• **Listed records**:
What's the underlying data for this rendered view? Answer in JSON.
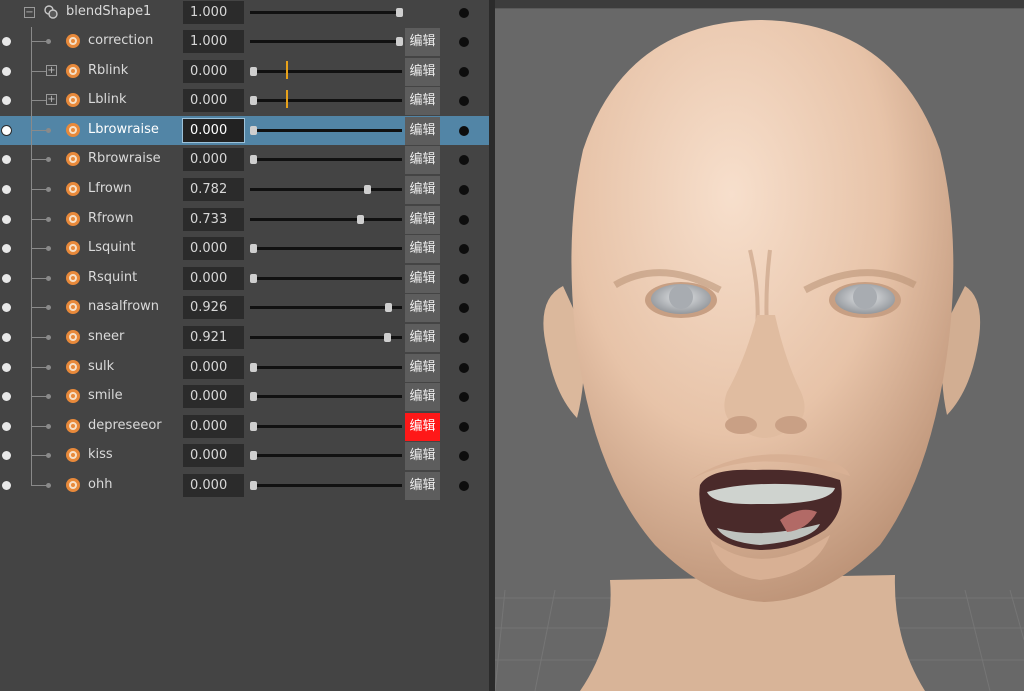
{
  "editor": {
    "edit_label": "编辑",
    "node": {
      "name": "blendShape1",
      "value": "1.000",
      "level": 1.0
    },
    "targets": [
      {
        "name": "correction",
        "value": "1.000",
        "level": 1.0,
        "expandable": false,
        "marker": null
      },
      {
        "name": "Rblink",
        "value": "0.000",
        "level": 0.0,
        "expandable": true,
        "marker": 0.24
      },
      {
        "name": "Lblink",
        "value": "0.000",
        "level": 0.0,
        "expandable": true,
        "marker": 0.24
      },
      {
        "name": "Lbrowraise",
        "value": "0.000",
        "level": 0.0,
        "expandable": false,
        "marker": null,
        "selected": true
      },
      {
        "name": "Rbrowraise",
        "value": "0.000",
        "level": 0.0,
        "expandable": false,
        "marker": null
      },
      {
        "name": "Lfrown",
        "value": "0.782",
        "level": 0.782,
        "expandable": false,
        "marker": null
      },
      {
        "name": "Rfrown",
        "value": "0.733",
        "level": 0.733,
        "expandable": false,
        "marker": null
      },
      {
        "name": "Lsquint",
        "value": "0.000",
        "level": 0.0,
        "expandable": false,
        "marker": null
      },
      {
        "name": "Rsquint",
        "value": "0.000",
        "level": 0.0,
        "expandable": false,
        "marker": null
      },
      {
        "name": "nasalfrown",
        "value": "0.926",
        "level": 0.926,
        "expandable": false,
        "marker": null
      },
      {
        "name": "sneer",
        "value": "0.921",
        "level": 0.921,
        "expandable": false,
        "marker": null
      },
      {
        "name": "sulk",
        "value": "0.000",
        "level": 0.0,
        "expandable": false,
        "marker": null
      },
      {
        "name": "smile",
        "value": "0.000",
        "level": 0.0,
        "expandable": false,
        "marker": null
      },
      {
        "name": "depreseeor",
        "value": "0.000",
        "level": 0.0,
        "expandable": false,
        "marker": null,
        "edit_active": true
      },
      {
        "name": "kiss",
        "value": "0.000",
        "level": 0.0,
        "expandable": false,
        "marker": null
      },
      {
        "name": "ohh",
        "value": "0.000",
        "level": 0.0,
        "expandable": false,
        "marker": null
      }
    ]
  },
  "colors": {
    "selected_row": "#5285a6",
    "edit_active": "#ff1818",
    "target_icon": "#e8893a",
    "skin": "#e9c9b0"
  },
  "icons": {
    "visibility": "visibility-dot-icon",
    "node": "blendshape-node-icon",
    "target": "target-shape-icon",
    "collapse": "collapse-minus-icon",
    "expand": "expand-plus-icon",
    "key": "key-dot-icon"
  }
}
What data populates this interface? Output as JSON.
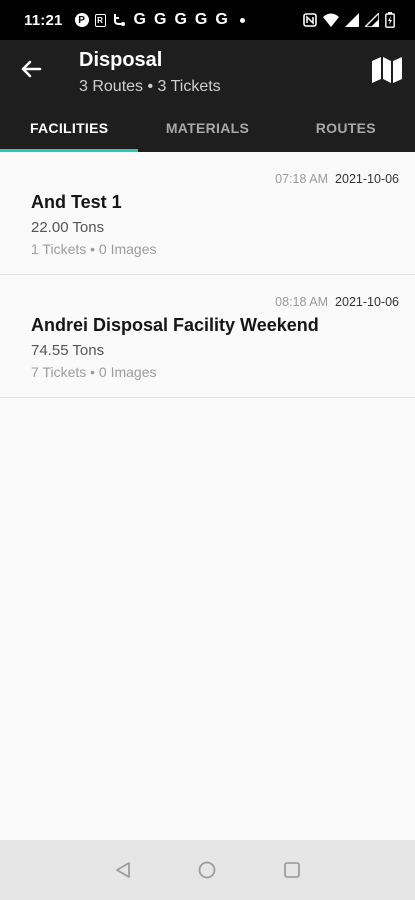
{
  "status_bar": {
    "time": "11:21",
    "notification_icons": [
      "p-icon",
      "r-icon",
      "fork-icon",
      "g-icon",
      "g-icon",
      "g-icon",
      "g-icon",
      "g-icon"
    ],
    "system_icons": [
      "nfc-icon",
      "wifi-icon",
      "signal-icon",
      "signal-icon",
      "battery-icon"
    ]
  },
  "header": {
    "title": "Disposal",
    "subtitle": "3 Routes • 3 Tickets",
    "back_icon": "arrow-left-icon",
    "map_icon": "map-icon"
  },
  "tabs": [
    {
      "label": "FACILITIES",
      "active": true
    },
    {
      "label": "MATERIALS",
      "active": false
    },
    {
      "label": "ROUTES",
      "active": false
    }
  ],
  "accent_color": "#2ec7b4",
  "facilities": [
    {
      "time": "07:18 AM",
      "date": "2021-10-06",
      "name": "And Test 1",
      "weight": "22.00 Tons",
      "meta": "1 Tickets • 0 Images"
    },
    {
      "time": "08:18 AM",
      "date": "2021-10-06",
      "name": "Andrei Disposal Facility Weekend",
      "weight": "74.55 Tons",
      "meta": "7 Tickets • 0 Images"
    }
  ],
  "nav_bar": {
    "buttons": [
      "back-triangle-icon",
      "home-circle-icon",
      "recents-square-icon"
    ]
  }
}
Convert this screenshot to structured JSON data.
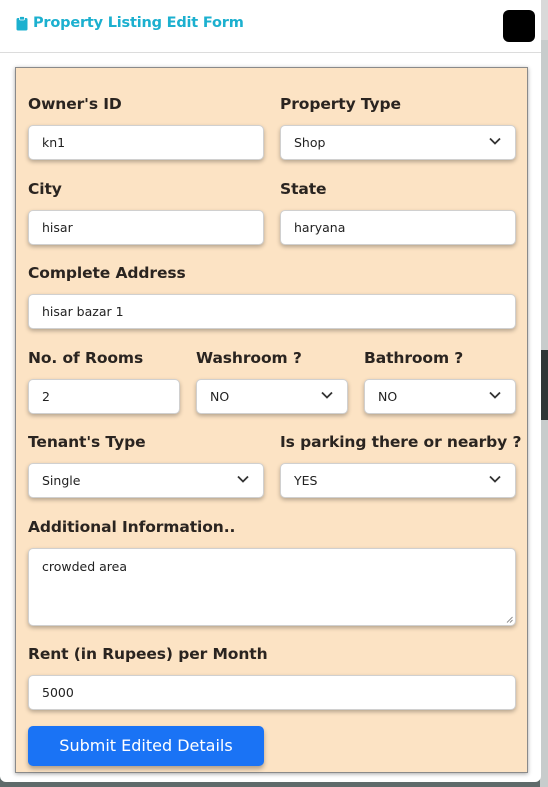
{
  "modal": {
    "title": "Property Listing Edit Form",
    "title_icon": "clipboard-icon",
    "close_icon": "close-icon"
  },
  "form": {
    "owner_id": {
      "label": "Owner's ID",
      "value": "kn1"
    },
    "property_type": {
      "label": "Property Type",
      "value": "Shop"
    },
    "city": {
      "label": "City",
      "value": "hisar"
    },
    "state": {
      "label": "State",
      "value": "haryana"
    },
    "address": {
      "label": "Complete Address",
      "value": "hisar bazar 1"
    },
    "rooms": {
      "label": "No. of Rooms",
      "value": "2"
    },
    "washroom": {
      "label": "Washroom ?",
      "value": "NO"
    },
    "bathroom": {
      "label": "Bathroom ?",
      "value": "NO"
    },
    "tenant_type": {
      "label": "Tenant's Type",
      "value": "Single"
    },
    "parking": {
      "label": "Is parking there or nearby ?",
      "value": "YES"
    },
    "additional_info": {
      "label": "Additional Information..",
      "value": "crowded area"
    },
    "rent": {
      "label": "Rent (in Rupees) per Month",
      "value": "5000"
    },
    "submit_label": "Submit Edited Details"
  },
  "colors": {
    "accent_title": "#1cb0cf",
    "form_background": "#fce3c4",
    "submit_button": "#1a73f5"
  }
}
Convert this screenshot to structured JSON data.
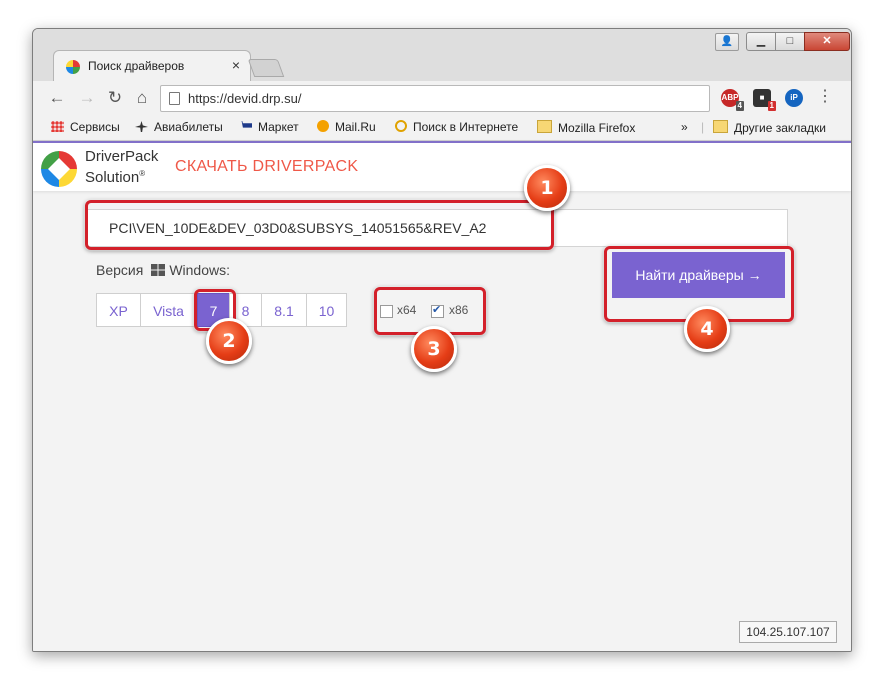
{
  "browser": {
    "tab_title": "Поиск драйверов",
    "tab_close": "×",
    "url": "https://devid.drp.su/",
    "nav": {
      "back": "←",
      "forward": "→",
      "reload": "↻",
      "home": "⌂"
    },
    "window_buttons": {
      "user": "👤",
      "minimize": "▁",
      "maximize": "□",
      "close": "✕"
    },
    "extensions": [
      {
        "name": "adblock",
        "label": "ABP",
        "badge": "4",
        "color": "#c62828"
      },
      {
        "name": "feed",
        "label": "■",
        "badge": "1",
        "color": "#333333"
      },
      {
        "name": "ip",
        "label": "iP",
        "badge": "",
        "color": "#1565c0"
      }
    ],
    "menu": "⋮",
    "bookmarks": [
      {
        "label": "Сервисы",
        "icon": "apps-grid-icon"
      },
      {
        "label": "Авиабилеты",
        "icon": "airplane-icon"
      },
      {
        "label": "Маркет",
        "icon": "cart-icon"
      },
      {
        "label": "Mail.Ru",
        "icon": "at-icon"
      },
      {
        "label": "Поиск в Интернете",
        "icon": "search-icon"
      },
      {
        "label": "Mozilla Firefox",
        "icon": "folder-icon"
      }
    ],
    "bookmarks_overflow": "»",
    "other_bookmarks": "Другие закладки"
  },
  "site": {
    "logo_line1": "DriverPack",
    "logo_line2": "Solution",
    "logo_reg": "®",
    "download_link": "СКАЧАТЬ DRIVERPACK",
    "device_id": "PCI\\VEN_10DE&DEV_03D0&SUBSYS_14051565&REV_A2",
    "version_label": "Версия",
    "os_label": "Windows:",
    "versions": [
      "XP",
      "Vista",
      "7",
      "8",
      "8.1",
      "10"
    ],
    "selected_version": "7",
    "arch": [
      {
        "label": "x64",
        "checked": false
      },
      {
        "label": "x86",
        "checked": true
      }
    ],
    "find_button": "Найти драйверы →",
    "ip_address": "104.25.107.107"
  },
  "annotations": [
    "1",
    "2",
    "3",
    "4"
  ],
  "colors": {
    "accent": "#7a63d0",
    "link": "#ef5848",
    "highlight": "#d3202a",
    "marker": "#e53d16"
  }
}
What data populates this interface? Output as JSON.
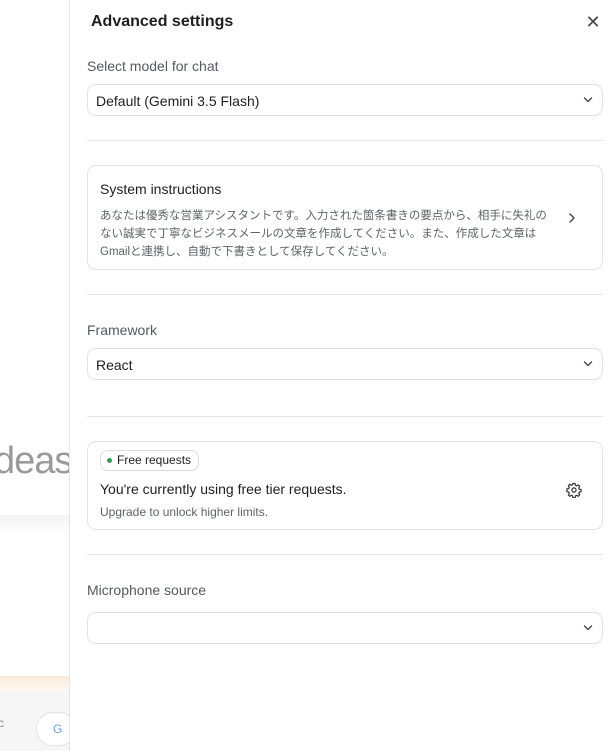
{
  "background": {
    "partial_heading": "deas",
    "chip_text": "c"
  },
  "panel": {
    "title": "Advanced settings",
    "model": {
      "label": "Select model for chat",
      "value": "Default (Gemini 3.5 Flash)"
    },
    "system_instructions": {
      "title": "System instructions",
      "text": "あなたは優秀な営業アシスタントです。入力された箇条書きの要点から、相手に失礼のない誠実で丁寧なビジネスメールの文章を作成してください。また、作成した文章はGmailと連携し、自動で下書きとして保存してください。"
    },
    "framework": {
      "label": "Framework",
      "value": "React"
    },
    "free_tier": {
      "badge": "Free requests",
      "message": "You're currently using free tier requests.",
      "sub": "Upgrade to unlock higher limits."
    },
    "microphone": {
      "label": "Microphone source",
      "value": ""
    }
  },
  "colors": {
    "status_dot": "#2e9e5b",
    "border": "#e3e3e3",
    "muted_text": "#5f6368"
  }
}
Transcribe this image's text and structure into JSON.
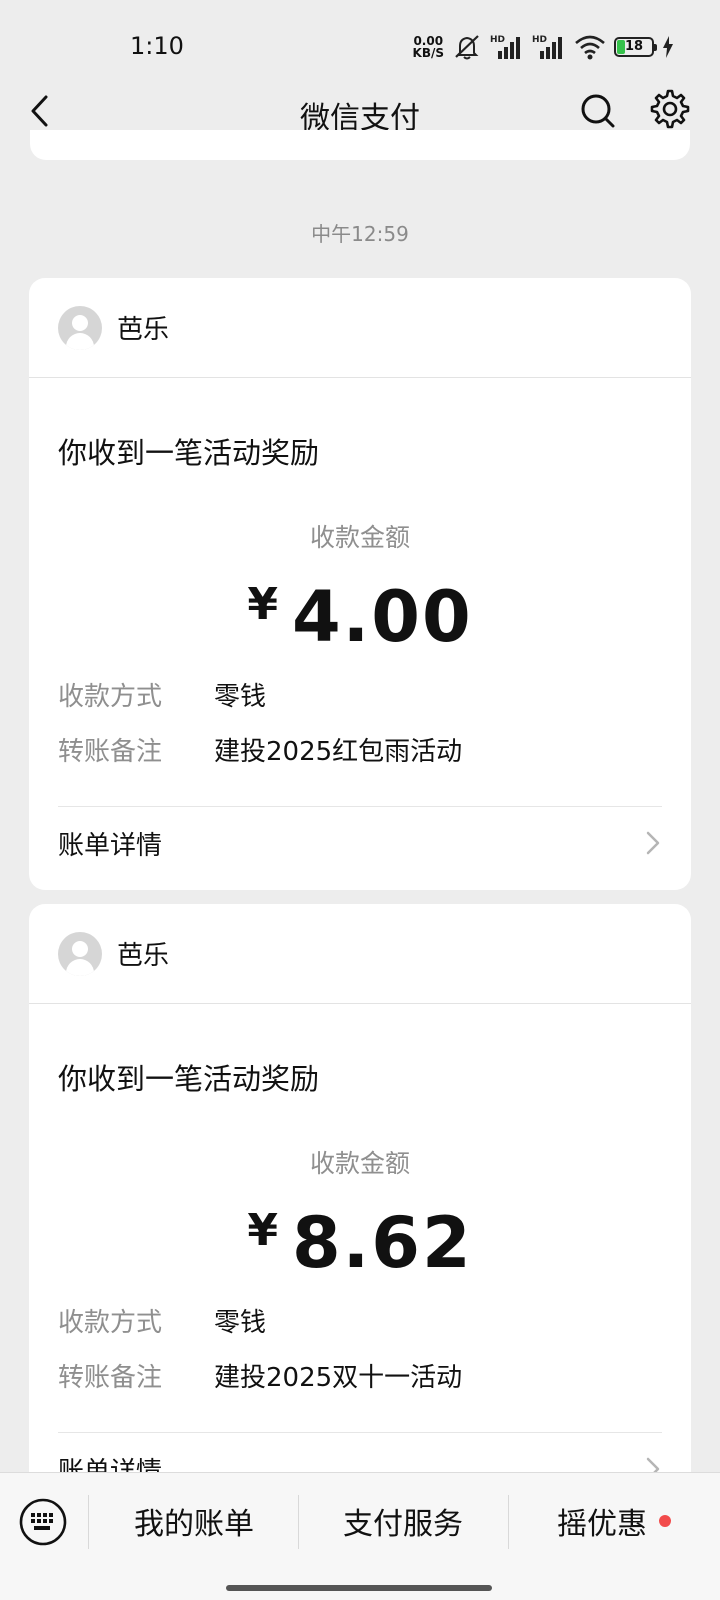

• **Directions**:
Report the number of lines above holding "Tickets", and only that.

• **Output for this task**:
3